A recent paper from The Harvard Business School asks, “if everyone knows innovation is critical for success then why do board members not rank it highly in their list of priorities?” In fact, the report goes on to say that they also don’t feel that technology and innovation are things that they do well. In fact, they are dismissing technology on an ongoing basis, when asked what skills they look for in new board members very few listed technology experience in their list of requirements and innovation/change management or culture were not given a mention.
Technology and innovation are drivers of digital transformation. This does not bode well for the digital transformation projects that we expect businesses to put in place in the coming months and years. Without the right culture these projects will be doomed to failure. A lack of technology experience and innovative culture also leaves businesses open to disruption.

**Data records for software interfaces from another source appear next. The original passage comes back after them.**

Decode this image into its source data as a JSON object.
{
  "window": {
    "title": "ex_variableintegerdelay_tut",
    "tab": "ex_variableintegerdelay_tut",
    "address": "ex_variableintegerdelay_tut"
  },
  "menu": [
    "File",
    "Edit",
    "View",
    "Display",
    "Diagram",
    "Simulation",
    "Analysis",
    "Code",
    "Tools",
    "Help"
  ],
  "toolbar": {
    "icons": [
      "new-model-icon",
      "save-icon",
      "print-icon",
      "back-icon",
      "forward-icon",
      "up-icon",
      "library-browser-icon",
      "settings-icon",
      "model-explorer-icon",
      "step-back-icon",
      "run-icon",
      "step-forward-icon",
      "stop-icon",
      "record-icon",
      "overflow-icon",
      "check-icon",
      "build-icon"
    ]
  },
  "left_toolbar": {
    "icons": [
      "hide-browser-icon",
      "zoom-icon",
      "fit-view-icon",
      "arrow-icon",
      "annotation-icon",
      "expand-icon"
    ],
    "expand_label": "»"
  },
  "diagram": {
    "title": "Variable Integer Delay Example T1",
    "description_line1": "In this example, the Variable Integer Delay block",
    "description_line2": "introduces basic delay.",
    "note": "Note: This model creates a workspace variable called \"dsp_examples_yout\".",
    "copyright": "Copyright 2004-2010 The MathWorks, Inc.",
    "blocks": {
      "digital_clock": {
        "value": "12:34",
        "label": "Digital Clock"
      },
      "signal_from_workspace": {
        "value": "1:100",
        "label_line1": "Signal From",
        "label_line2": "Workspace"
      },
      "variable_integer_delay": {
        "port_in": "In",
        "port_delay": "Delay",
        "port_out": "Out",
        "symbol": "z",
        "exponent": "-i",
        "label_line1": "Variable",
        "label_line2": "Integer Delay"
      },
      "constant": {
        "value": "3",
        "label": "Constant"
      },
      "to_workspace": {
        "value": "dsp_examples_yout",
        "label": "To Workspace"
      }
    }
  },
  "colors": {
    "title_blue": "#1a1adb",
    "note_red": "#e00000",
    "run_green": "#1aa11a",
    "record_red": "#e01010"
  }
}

While board members may have experience of the markets that they operate in disruption can often come from outside the industry where innovation has accelerated to such an extent that it becomes a valid challenger across more than its own market. This all means that if creating the right culture for innovation and technology to succeed isn’t something that’s being discussed in the boardroom, then it’s not surprising that there is such a gap between the culture we want, and the one we actually have.
How can you overcome the gap and create a board that embraces the cultural change necessary for digital transformation?
Given the value of a clear and distinct culture, what can we do to bridge that cultural and knowledge gap? First and foremost, senior leaders need to be visible in the business and in doing so, personifying and being a role model of the desired culture. Research by James Kouzes and Barry Z. Posner, which forms the basis of The Leadership Challenge , found that credibility is the foundation of Leadership, which is why ‘Modelling the Way’ is one of the 5 Practices of Exemplary Leadership®. You can’t ask your people to behave in a way that is congruent with your articulated culture when you as a leader do something different. After all, people will follow what you do not what you say – words are cheap; actions count!